A new construction purchase and sale agreement or sales contract is similar to a resale contract but applies to a newly built home. It contains information such as the project's estimated closing date, the terms of the contract, who will be responsible for which expenses, and other obligations for the builder and buyer.

What to Look for in a Purchase and Sale Agreement

New construction purchase and sale agreements protect the builder by making sure that individual will be paid for his or her work, while also protecting the buyer against the home being sold to someone else. In addition, there are several things in the contract you should look for:

  • The date by which you need to finalize your design requests.
  • The date by which you need to have financing approved.
  • The price you will pay.
  • The location where the property will be built.
  • The deposit amount, also known as earnest money.

Under a new build contract, you might have 30 to 45 days to back out of the agreement as a buyer if you have problems securing a loan. However, the builder will often attach penalties to this, such as withholding a portion of your deposit. If your loan falls through later in the building process, the builder will generally keep your earnest money.

Securing Good Buyers' Terms

To make sure you get the best deal, hire an agent to represent you when you start looking for a new home. If you don't get an agent at the outset, the builder could refuse to cover the agent's fee if you try to hire one at a later date. In addition, if you visit the building site without an agent, the builder might force you to work with their agent.

Remember that whatever the builder's sales agent says, that individual is paid to represent the builder's interests and not yours. He or she might attempt to pressure you into signing a contract that doesn't give you a fair deal.

As well as representing you, your agent will cover the positives and negatives of the proposed purchase from your standpoint. Builders' agents are not required to explain the drawbacks of a deal to you.

Finding a Lender

When looking for a lender to fund your purchase, don't choose the builder's lender immediately. First, find out if there are any incentives available to you if you choose the builder's lender.

If there are none, you might get a better deal by inquiring at your bank or credit union. Alternatively, your agent might be able to suggest other options.

Your bank might be able to offer you good terms if you have a strong banking and credit history. Before you finalize your loan, speak to your lender and find a mortgage broker or banker you can trust.

Legal Representation

You might also find it helpful to talk to a real estate lawyer before signing a purchase and sale agreement. From your point of view as a buyer, it is crucial that specifications, floor plans, and amenities are written into the agreement.

Although your builder might use a standard purchase agreement, these contracts do not automatically contain terms favorable to you. Things a lawyer could help you with include:

  • Your cancellation rights.
  • Your liability and obligations.
  • Whether any materials used in the project pose a health risk.

Another critical provision you want to have included is one that protects you if you lose your interest rate due to a delay in construction.

Home Inspections

To check on the project's progress, consider hiring a home inspector. As long as you make sure you or your agent have permission to access the site during construction, your inspector can make sure everything is going to plan.

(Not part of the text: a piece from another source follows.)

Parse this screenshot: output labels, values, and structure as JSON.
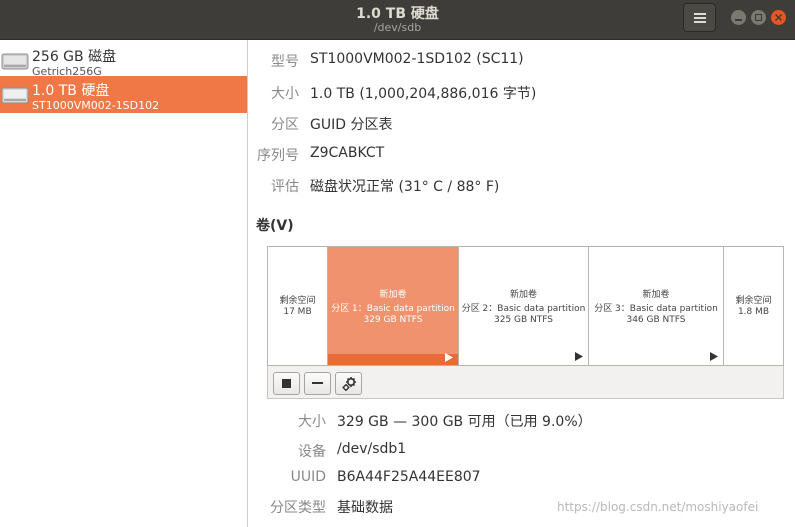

When you hire an inspector, be sure to get one who is fully qualified for the job. If possible, attend the inspection yourself so you can ask questions about any possible issues. In the event your inspector tells you that a further inspection is needed, ask him or her whether they have identified a serious problem or are qualified to make a judgment.

If you need help with a new construction purchase and sale agreement, you can post your legal need on UpCounsel's marketplace. UpCounsel accepts only the top 5 percent of lawyers to its site. Lawyers on UpCounsel come from law schools such as Harvard Law and Yale Law and average 14 years of legal experience, including work with or on behalf of companies like Google, Stripe, and Twilio.